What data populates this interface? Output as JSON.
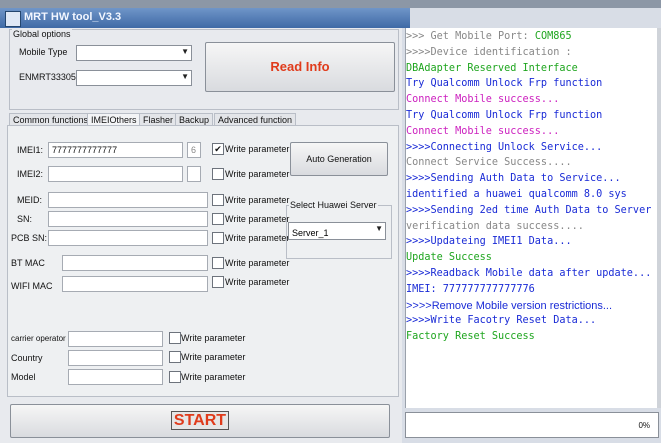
{
  "window": {
    "title": "MRT HW tool_V3.3"
  },
  "global_options": {
    "group_label": "Global options",
    "mobile_type_label": "Mobile Type",
    "mobile_type_value": "",
    "enmrt_label": "ENMRT33305",
    "enmrt_value": "",
    "read_info_label": "Read Info"
  },
  "tabs": [
    {
      "label": "Common functions",
      "active": false
    },
    {
      "label": "IMEIOthers",
      "active": true
    },
    {
      "label": "Flasher",
      "active": false
    },
    {
      "label": "Backup",
      "active": false
    },
    {
      "label": "Advanced function",
      "active": false
    }
  ],
  "imei_panel": {
    "imei1_label": "IMEI1:",
    "imei1_value": "7777777777777",
    "imei1_check_digit": "6",
    "imei2_label": "IMEI2:",
    "imei2_value": "",
    "meid_label": "MEID:",
    "sn_label": "SN:",
    "pcb_sn_label": "PCB SN:",
    "bt_mac_label": "BT MAC",
    "wifi_mac_label": "WIFI MAC",
    "carrier_label": "carrier operator",
    "country_label": "Country",
    "model_label": "Model",
    "write_param_label": "Write parameter",
    "write_imei1_checked": true,
    "auto_generation_label": "Auto Generation",
    "server_group_label": "Select Huawei Server",
    "server_value": "Server_1"
  },
  "start_label": "START",
  "progress": {
    "percent_text": "0%",
    "value": 0
  },
  "colors": {
    "prompt": "#7d8fa6",
    "blue": "#1a2bd6",
    "green": "#1ea51e",
    "magenta": "#cc1fbf",
    "gray": "#888888",
    "accent": "#e03b1b"
  },
  "log": [
    {
      "text": ">>> Get Mobile Port:  COM865",
      "color": "gray",
      "highlight": "COM865",
      "highlight_color": "green"
    },
    {
      "text": ">>>>Device identification :",
      "color": "gray"
    },
    {
      "text": "    DBAdapter Reserved Interface",
      "color": "green"
    },
    {
      "text": "    Try Qualcomm Unlock Frp function",
      "color": "blue"
    },
    {
      "text": "    Connect Mobile success...",
      "color": "magenta"
    },
    {
      "text": "    Try Qualcomm Unlock Frp function",
      "color": "blue"
    },
    {
      "text": "    Connect Mobile success...",
      "color": "magenta"
    },
    {
      "text": ">>>>Connecting Unlock Service...",
      "color": "blue"
    },
    {
      "text": "    Connect Service Success....",
      "color": "gray"
    },
    {
      "text": ">>>>Sending Auth Data to Service...",
      "color": "blue"
    },
    {
      "text": "    identified a huawei qualcomm 8.0 sys",
      "color": "blue"
    },
    {
      "text": ">>>>Sending 2ed time Auth Data to Server",
      "color": "blue"
    },
    {
      "text": "    verification data success....",
      "color": "gray"
    },
    {
      "text": ">>>>Updateing IMEI1 Data...",
      "color": "blue"
    },
    {
      "text": "    Update Success",
      "color": "green"
    },
    {
      "text": ">>>>Readback Mobile data after update...",
      "color": "blue"
    },
    {
      "text": "    IMEI: 777777777777776",
      "color": "blue"
    },
    {
      "text": ">>>>Remove Mobile version restrictions...",
      "color": "blue",
      "proportional": true
    },
    {
      "text": ">>>>Write Facotry Reset Data...",
      "color": "blue"
    },
    {
      "text": "    Factory Reset Success",
      "color": "green"
    }
  ]
}
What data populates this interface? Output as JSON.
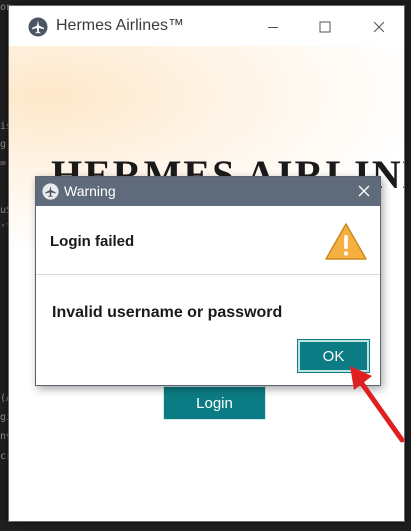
{
  "window": {
    "title": "Hermes Airlines™",
    "headline": "HERMES AIRLINES",
    "login_label": "Login"
  },
  "dialog": {
    "title": "Warning",
    "heading": "Login failed",
    "message": "Invalid username or password",
    "ok_label": "OK"
  },
  "background_code": {
    "fragments": [
      "on",
      "is",
      "g",
      "=",
      "uS",
      "'l",
      "(A",
      "gi",
      "nv",
      "cr"
    ]
  },
  "colors": {
    "accent": "#0c7c84",
    "dialog_titlebar": "#5f6b7a",
    "warning": "#f0a020",
    "annotation_arrow": "#e02020"
  },
  "icons": {
    "app": "airplane-icon",
    "dialog": "airplane-icon",
    "warning": "warning-triangle-icon",
    "annotation": "red-arrow-pointer"
  }
}
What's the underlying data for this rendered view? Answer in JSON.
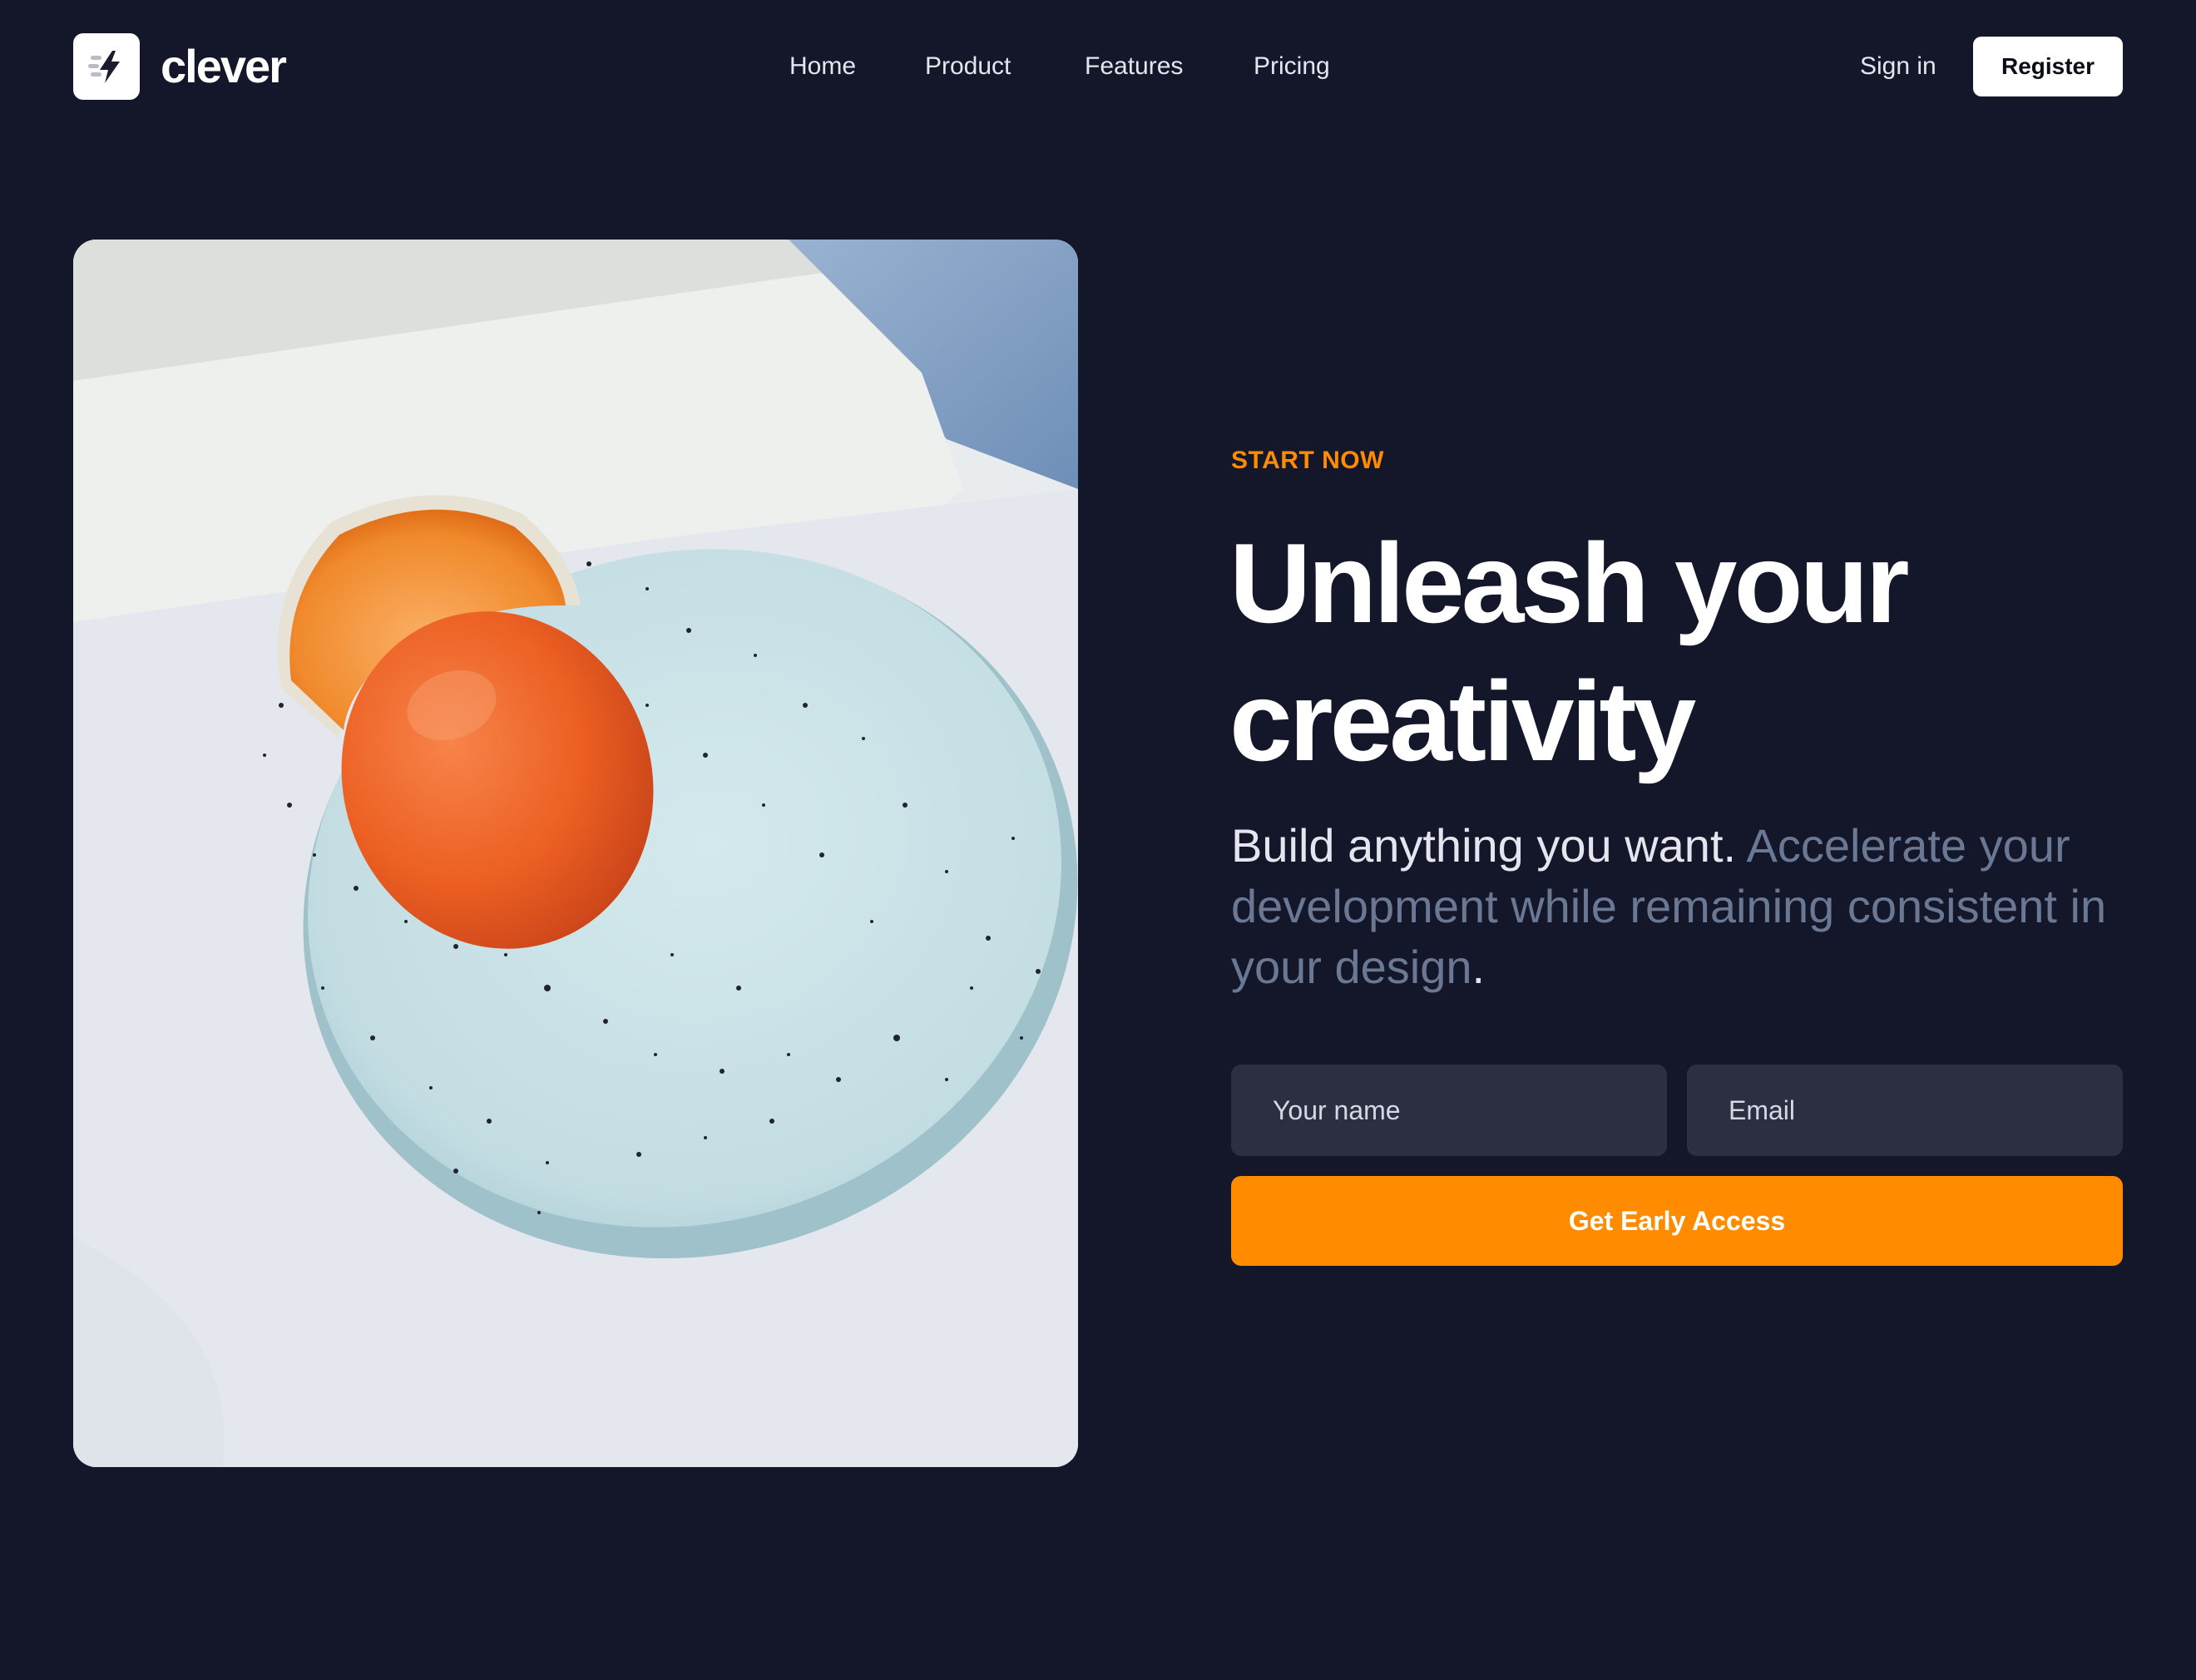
{
  "brand": {
    "name": "clever",
    "logo_icon": "lightning-bolt-icon"
  },
  "nav": {
    "items": [
      {
        "label": "Home"
      },
      {
        "label": "Product"
      },
      {
        "label": "Features"
      },
      {
        "label": "Pricing"
      }
    ]
  },
  "auth": {
    "signin_label": "Sign in",
    "register_label": "Register"
  },
  "hero": {
    "eyebrow": "START NOW",
    "headline_line1": "Unleash your",
    "headline_line2": "creativity",
    "subhead_strong": "Build anything you want.",
    "subhead_muted": " Accelerate your development while remaining consistent in your design",
    "subhead_end": ".",
    "image_label": "hero-photo"
  },
  "form": {
    "name_placeholder": "Your name",
    "name_value": "",
    "email_placeholder": "Email",
    "email_value": "",
    "cta_label": "Get Early Access"
  },
  "colors": {
    "background": "#14172a",
    "accent": "#ff8c00",
    "input_bg": "#2c2f42",
    "muted_text": "#6b7893",
    "primary_text": "#ffffff"
  }
}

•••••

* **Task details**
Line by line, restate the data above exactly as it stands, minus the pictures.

* **Exercise solution**
What data populates this interface? Output as JSON.
{
  "window": {
    "title": "MRT HW tool_V3.3"
  },
  "global_options": {
    "group_label": "Global options",
    "mobile_type_label": "Mobile Type",
    "mobile_type_value": "",
    "enmrt_label": "ENMRT33305",
    "enmrt_value": "",
    "read_info_label": "Read Info"
  },
  "tabs": [
    {
      "label": "Common functions",
      "active": false
    },
    {
      "label": "IMEIOthers",
      "active": true
    },
    {
      "label": "Flasher",
      "active": false
    },
    {
      "label": "Backup",
      "active": false
    },
    {
      "label": "Advanced function",
      "active": false
    }
  ],
  "imei_panel": {
    "imei1_label": "IMEI1:",
    "imei1_value": "7777777777777",
    "imei1_check_digit": "6",
    "imei2_label": "IMEI2:",
    "imei2_value": "",
    "meid_label": "MEID:",
    "sn_label": "SN:",
    "pcb_sn_label": "PCB SN:",
    "bt_mac_label": "BT MAC",
    "wifi_mac_label": "WIFI MAC",
    "carrier_label": "carrier operator",
    "country_label": "Country",
    "model_label": "Model",
    "write_param_label": "Write parameter",
    "write_imei1_checked": true,
    "auto_generation_label": "Auto Generation",
    "server_group_label": "Select Huawei Server",
    "server_value": "Server_1"
  },
  "start_label": "START",
  "progress": {
    "percent_text": "0%",
    "value": 0
  },
  "colors": {
    "prompt": "#7d8fa6",
    "blue": "#1a2bd6",
    "green": "#1ea51e",
    "magenta": "#cc1fbf",
    "gray": "#888888",
    "accent": "#e03b1b"
  },
  "log": [
    {
      "text": ">>> Get Mobile Port:  COM865",
      "color": "gray",
      "highlight": "COM865",
      "highlight_color": "green"
    },
    {
      "text": ">>>>Device identification :",
      "color": "gray"
    },
    {
      "text": "    DBAdapter Reserved Interface",
      "color": "green"
    },
    {
      "text": "    Try Qualcomm Unlock Frp function",
      "color": "blue"
    },
    {
      "text": "    Connect Mobile success...",
      "color": "magenta"
    },
    {
      "text": "    Try Qualcomm Unlock Frp function",
      "color": "blue"
    },
    {
      "text": "    Connect Mobile success...",
      "color": "magenta"
    },
    {
      "text": ">>>>Connecting Unlock Service...",
      "color": "blue"
    },
    {
      "text": "    Connect Service Success....",
      "color": "gray"
    },
    {
      "text": ">>>>Sending Auth Data to Service...",
      "color": "blue"
    },
    {
      "text": "    identified a huawei qualcomm 8.0 sys",
      "color": "blue"
    },
    {
      "text": ">>>>Sending 2ed time Auth Data to Server",
      "color": "blue"
    },
    {
      "text": "    verification data success....",
      "color": "gray"
    },
    {
      "text": ">>>>Updateing IMEI1 Data...",
      "color": "blue"
    },
    {
      "text": "    Update Success",
      "color": "green"
    },
    {
      "text": ">>>>Readback Mobile data after update...",
      "color": "blue"
    },
    {
      "text": "    IMEI: 777777777777776",
      "color": "blue"
    },
    {
      "text": ">>>>Remove Mobile version restrictions...",
      "color": "blue",
      "proportional": true
    },
    {
      "text": ">>>>Write Facotry Reset Data...",
      "color": "blue"
    },
    {
      "text": "    Factory Reset Success",
      "color": "green"
    }
  ]
}
What data populates this interface? Output as JSON.
{
  "window": {
    "title": "Hermes Airlines™",
    "headline": "HERMES AIRLINES",
    "login_label": "Login"
  },
  "dialog": {
    "title": "Warning",
    "heading": "Login failed",
    "message": "Invalid username or password",
    "ok_label": "OK"
  },
  "background_code": {
    "fragments": [
      "on",
      "is",
      "g",
      "=",
      "uS",
      "'l",
      "(A",
      "gi",
      "nv",
      "cr"
    ]
  },
  "colors": {
    "accent": "#0c7c84",
    "dialog_titlebar": "#5f6b7a",
    "warning": "#f0a020",
    "annotation_arrow": "#e02020"
  },
  "icons": {
    "app": "airplane-icon",
    "dialog": "airplane-icon",
    "warning": "warning-triangle-icon",
    "annotation": "red-arrow-pointer"
  }
}
What's the underlying data for this rendered view? Answer in JSON.
{
  "brand": {
    "name": "clever",
    "logo_icon": "lightning-bolt-icon"
  },
  "nav": {
    "items": [
      {
        "label": "Home"
      },
      {
        "label": "Product"
      },
      {
        "label": "Features"
      },
      {
        "label": "Pricing"
      }
    ]
  },
  "auth": {
    "signin_label": "Sign in",
    "register_label": "Register"
  },
  "hero": {
    "eyebrow": "START NOW",
    "headline_line1": "Unleash your",
    "headline_line2": "creativity",
    "subhead_strong": "Build anything you want.",
    "subhead_muted": " Accelerate your development while remaining consistent in your design",
    "subhead_end": ".",
    "image_label": "hero-photo"
  },
  "form": {
    "name_placeholder": "Your name",
    "name_value": "",
    "email_placeholder": "Email",
    "email_value": "",
    "cta_label": "Get Early Access"
  },
  "colors": {
    "background": "#14172a",
    "accent": "#ff8c00",
    "input_bg": "#2c2f42",
    "muted_text": "#6b7893",
    "primary_text": "#ffffff"
  }
}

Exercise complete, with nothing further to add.